### Activity
Search the data for the string "illustration" and copy each line in which it appears.

▼

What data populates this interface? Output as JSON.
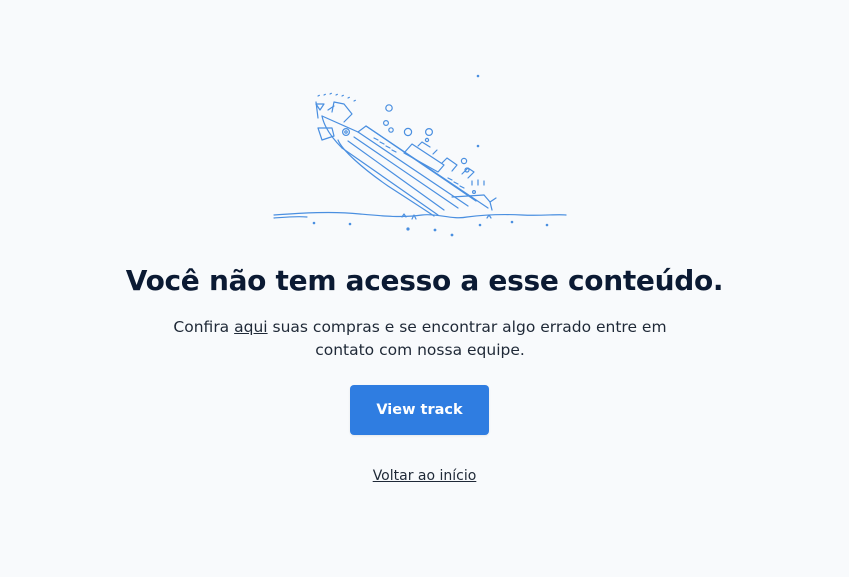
{
  "illustration": {
    "name": "sinking-ship-illustration",
    "stroke_color": "#4a8fe0"
  },
  "main": {
    "title": "Você não tem acesso a esse conteúdo.",
    "description_before": "Confira ",
    "description_link": "aqui",
    "description_after": " suas compras e se encontrar algo errado entre em contato com nossa equipe.",
    "primary_button_label": "View track",
    "back_link_label": "Voltar ao início"
  },
  "colors": {
    "background": "#f8fafc",
    "primary": "#2f7de1",
    "title": "#0b1a33"
  }
}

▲

### Solution below
  "illustration": {
    "name": "sinking-ship-illustration",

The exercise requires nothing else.